**Materials provided:**
Segment Open

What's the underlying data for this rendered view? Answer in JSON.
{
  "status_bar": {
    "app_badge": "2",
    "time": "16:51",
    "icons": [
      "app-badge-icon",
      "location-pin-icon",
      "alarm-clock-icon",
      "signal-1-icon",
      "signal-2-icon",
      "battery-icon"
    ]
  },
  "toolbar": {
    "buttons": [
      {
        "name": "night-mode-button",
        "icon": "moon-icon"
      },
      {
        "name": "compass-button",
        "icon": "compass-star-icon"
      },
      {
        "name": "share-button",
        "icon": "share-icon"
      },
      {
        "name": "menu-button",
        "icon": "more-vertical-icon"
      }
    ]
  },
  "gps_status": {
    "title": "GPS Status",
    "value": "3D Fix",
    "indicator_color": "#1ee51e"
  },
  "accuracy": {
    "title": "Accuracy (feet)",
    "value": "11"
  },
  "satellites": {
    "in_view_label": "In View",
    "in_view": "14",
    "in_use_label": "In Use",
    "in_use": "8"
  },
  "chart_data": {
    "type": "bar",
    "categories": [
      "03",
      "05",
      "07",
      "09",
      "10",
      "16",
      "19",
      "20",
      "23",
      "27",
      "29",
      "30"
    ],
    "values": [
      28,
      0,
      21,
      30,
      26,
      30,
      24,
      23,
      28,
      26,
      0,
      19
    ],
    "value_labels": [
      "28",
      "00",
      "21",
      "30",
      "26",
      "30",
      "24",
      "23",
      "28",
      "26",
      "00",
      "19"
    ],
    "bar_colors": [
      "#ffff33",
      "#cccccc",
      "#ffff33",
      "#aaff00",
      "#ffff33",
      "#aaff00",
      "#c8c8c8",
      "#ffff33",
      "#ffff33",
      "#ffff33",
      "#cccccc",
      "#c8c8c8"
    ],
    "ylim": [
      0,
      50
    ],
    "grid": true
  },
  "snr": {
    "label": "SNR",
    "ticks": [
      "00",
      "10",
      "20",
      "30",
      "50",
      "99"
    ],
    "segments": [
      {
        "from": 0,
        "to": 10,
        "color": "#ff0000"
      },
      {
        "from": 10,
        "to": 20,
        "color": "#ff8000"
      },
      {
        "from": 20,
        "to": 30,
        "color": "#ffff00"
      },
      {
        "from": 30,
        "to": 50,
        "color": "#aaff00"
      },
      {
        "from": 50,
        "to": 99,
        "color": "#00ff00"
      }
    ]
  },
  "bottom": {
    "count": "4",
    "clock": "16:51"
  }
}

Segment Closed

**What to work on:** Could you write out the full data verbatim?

**Written solution:**
What's the underlying data for this rendered view? Answer in JSON.
{
  "status_bar": {
    "app_badge": "2",
    "time": "16:51",
    "icons": [
      "app-badge-icon",
      "location-pin-icon",
      "alarm-clock-icon",
      "signal-1-icon",
      "signal-2-icon",
      "battery-icon"
    ]
  },
  "toolbar": {
    "buttons": [
      {
        "name": "night-mode-button",
        "icon": "moon-icon"
      },
      {
        "name": "compass-button",
        "icon": "compass-star-icon"
      },
      {
        "name": "share-button",
        "icon": "share-icon"
      },
      {
        "name": "menu-button",
        "icon": "more-vertical-icon"
      }
    ]
  },
  "gps_status": {
    "title": "GPS Status",
    "value": "3D Fix",
    "indicator_color": "#1ee51e"
  },
  "accuracy": {
    "title": "Accuracy (feet)",
    "value": "11"
  },
  "satellites": {
    "in_view_label": "In View",
    "in_view": "14",
    "in_use_label": "In Use",
    "in_use": "8"
  },
  "chart_data": {
    "type": "bar",
    "categories": [
      "03",
      "05",
      "07",
      "09",
      "10",
      "16",
      "19",
      "20",
      "23",
      "27",
      "29",
      "30"
    ],
    "values": [
      28,
      0,
      21,
      30,
      26,
      30,
      24,
      23,
      28,
      26,
      0,
      19
    ],
    "value_labels": [
      "28",
      "00",
      "21",
      "30",
      "26",
      "30",
      "24",
      "23",
      "28",
      "26",
      "00",
      "19"
    ],
    "bar_colors": [
      "#ffff33",
      "#cccccc",
      "#ffff33",
      "#aaff00",
      "#ffff33",
      "#aaff00",
      "#c8c8c8",
      "#ffff33",
      "#ffff33",
      "#ffff33",
      "#cccccc",
      "#c8c8c8"
    ],
    "ylim": [
      0,
      50
    ],
    "grid": true
  },
  "snr": {
    "label": "SNR",
    "ticks": [
      "00",
      "10",
      "20",
      "30",
      "50",
      "99"
    ],
    "segments": [
      {
        "from": 0,
        "to": 10,
        "color": "#ff0000"
      },
      {
        "from": 10,
        "to": 20,
        "color": "#ff8000"
      },
      {
        "from": 20,
        "to": 30,
        "color": "#ffff00"
      },
      {
        "from": 30,
        "to": 50,
        "color": "#aaff00"
      },
      {
        "from": 50,
        "to": 99,
        "color": "#00ff00"
      }
    ]
  },
  "bottom": {
    "count": "4",
    "clock": "16:51"
  }
}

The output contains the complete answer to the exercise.